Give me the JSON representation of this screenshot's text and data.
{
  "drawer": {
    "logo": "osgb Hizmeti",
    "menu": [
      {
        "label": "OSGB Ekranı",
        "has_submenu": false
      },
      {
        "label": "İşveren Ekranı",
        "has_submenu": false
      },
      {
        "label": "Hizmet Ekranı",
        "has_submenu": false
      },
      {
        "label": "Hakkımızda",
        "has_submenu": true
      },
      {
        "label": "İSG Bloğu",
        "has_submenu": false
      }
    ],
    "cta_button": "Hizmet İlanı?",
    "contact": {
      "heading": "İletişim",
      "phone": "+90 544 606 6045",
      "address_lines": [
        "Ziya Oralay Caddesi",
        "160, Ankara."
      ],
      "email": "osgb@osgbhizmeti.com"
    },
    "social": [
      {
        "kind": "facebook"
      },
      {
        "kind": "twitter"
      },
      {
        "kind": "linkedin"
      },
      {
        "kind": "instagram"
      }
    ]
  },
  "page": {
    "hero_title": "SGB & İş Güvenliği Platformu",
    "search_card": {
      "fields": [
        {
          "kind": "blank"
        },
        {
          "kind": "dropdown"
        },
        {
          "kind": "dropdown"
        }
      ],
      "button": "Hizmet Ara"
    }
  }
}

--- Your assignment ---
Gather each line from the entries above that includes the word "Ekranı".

--- Answer for this exercise ---
        "label": "OSGB Ekranı",
        "label": "İşveren Ekranı",
        "label": "Hizmet Ekranı",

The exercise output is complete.